He showed them His hands and His side.   He showed them the open wound in His side.  Not a scar. An open wound.  It was a wound that Thomas could put his hand into; the Roman’s sword didn’t make a small wound.  The resurrected Jesus, in His glorified body, carries  – present tense – an open wound. I’d never thought that through before, that when I see Jesus, he’ll still have that open wound.  And if I want to see clearly – to see with 20/20 vision – I need to see everything in context of Jesus’ wounds.

That scar on my arm was my first, but not my last. I’ve got others, some from other barbed wire fences, some from accidents, some from the surgeon’s knife, but I don’t carry any open wounds. Not physically, at least.

I do carry other kinds of open wounds, though.  Or ones easily opened. I’ve found that just a word – and usually, one uttered in innocence at best, or carelessly at worst – can open old wounds within me.  A mistake on someone else’s part can convince me of malevolence aimed towards me (anyone else drive I-95?), and evoke a reaction from me, sometimes because of past wounds.

Bruce Hornsby has a song called “Sticks and Stones:”

The chorus:

“Oh sticks and stones can break my bones
But your words always hurt me the most
My scars will heal but the slurs won’t
Blow up and lose my head well I hope I don’t (I hope I don’t)”

Here’s a link to the whole song:

I’m sure many or most of us will have suffered at the hands of our peers, whether in school, work, or life/relationships in general.  I may or may not have suffered from childhood slurs more than others; I don’t know.  I do know that when I had the opportunity I would join in and mock/degrade others, so I inflicted wounds as well as received them.

I can say that, even as a Christian, I’ve been falsely accused at times, deeply wronged at other times.  And I’ve also wounded and wronged many of those close to me. Whether it’s wounds inflicted on me, or wounds inflicted by me, I don’t have the memory, intellect or judgment to catalog all of them and weigh them.  I’m more concerned about those I inflicted than those inflicted upon me, and I’m sure that I’m not aware of some of those.

But one wound weighs on me too heavily to bear, a mortal wound I can’t ignore.

Charles Spurgeon said of the end of the age, “A crucified Christ with his wounds still open will be a terrible sight for an assembled universe.”

He continues: “The death of Christ was wrought by the hand of manhood, of all and entire manhood.

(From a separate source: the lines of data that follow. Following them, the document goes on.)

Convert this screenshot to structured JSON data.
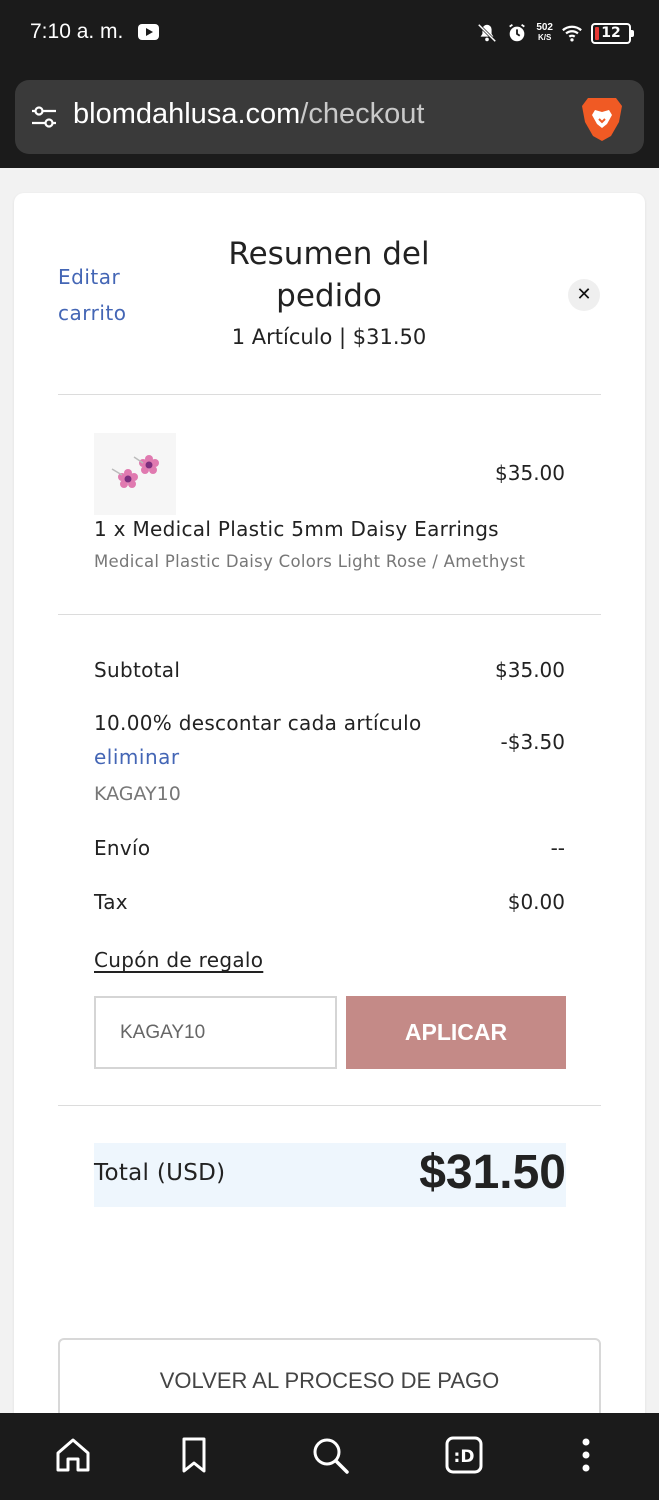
{
  "status_bar": {
    "time": "7:10 a. m.",
    "net_speed": "502",
    "net_speed_unit": "K/S",
    "battery_level": "12",
    "icons": [
      "youtube-icon",
      "mute-icon",
      "alarm-icon",
      "wifi-icon",
      "battery-icon"
    ]
  },
  "browser": {
    "url_host": "blomdahlusa.com",
    "url_path": "/checkout",
    "icons": [
      "tune-icon",
      "brave-icon"
    ]
  },
  "summary": {
    "edit_cart": "Editar carrito",
    "title": "Resumen del pedido",
    "subtitle": "1 Artículo | $31.50",
    "close_icon": "✕"
  },
  "product": {
    "price": "$35.00",
    "name": "1 x Medical Plastic 5mm Daisy Earrings",
    "variant": "Medical Plastic Daisy Colors Light Rose / Amethyst"
  },
  "totals": {
    "subtotal_label": "Subtotal",
    "subtotal_value": "$35.00",
    "discount_label": "10.00% descontar cada artículo",
    "discount_remove": "eliminar",
    "discount_code": "KAGAY10",
    "discount_value": "-$3.50",
    "shipping_label": "Envío",
    "shipping_value": "--",
    "tax_label": "Tax",
    "tax_value": "$0.00"
  },
  "coupon": {
    "link": "Cupón de regalo",
    "input_value": "KAGAY10",
    "apply_label": "APLICAR"
  },
  "total": {
    "label": "Total (USD)",
    "value": "$31.50"
  },
  "back_button": "VOLVER AL PROCESO DE PAGO",
  "bottom_nav": [
    "home-icon",
    "bookmark-icon",
    "search-icon",
    "tabs-icon",
    "more-icon"
  ],
  "colors": {
    "link": "#4466b5",
    "apply_button": "#c48a87",
    "total_background": "#eef6fd",
    "chrome_dark": "#1b1b1b"
  }
}
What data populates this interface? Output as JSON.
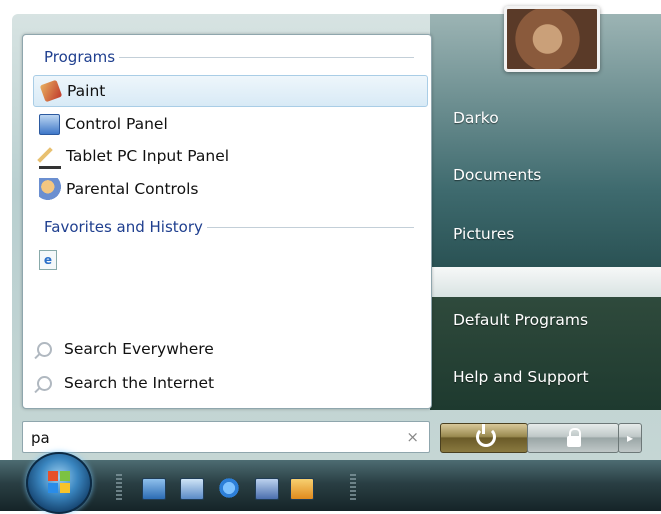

Others did it for you, and though you gave no consent verbally, yet you do assent in your heart every day.”

And I stood with those unbelievers in past days, but the wounds that Jesus carries, the wounds He received on my behalf for my redemption, are too heavy to bear, and too deadly to endure.

But I don’t have to bear the weight of those mortal wounds; Jesus did, and Jesus does.

As Isaiah says:   “One look at him and people turned away.  We looked down on him, thought he was scum. But the fact is, it was our pains he carried—our disfigurements, all the things wrong with us. We thought he brought it on himself, that God was punishing him for his own failures. But it was our sins that did that to him, that ripped and tore and crushed him—our sins!

“He took the punishment, and that made us whole.”

So the wounds I have that occasionally reopen, the scars, are in His care, His concern.  He, however, bears an open wound so that I might not suffer the wounding and death I deserve from a righteous God.

It makes the wounds that others have inflicted on me seem pretty small.  Can I judge anyone for the wounds inflicted on me, when Jesus’ wounds delivered me from judgment?  It’s no inconsequential thing that Jesus, in His transformed, redeemed, resurrected body chose to carry these wounds forward.

So that’s the 20/20 vision I want to have.  I want to have a vision for what’s been done for me, not what’s been done to me.  And when something triggers an old wound, I want to remember that all wounds will be healed.

Except those in His hands, His feet, His side.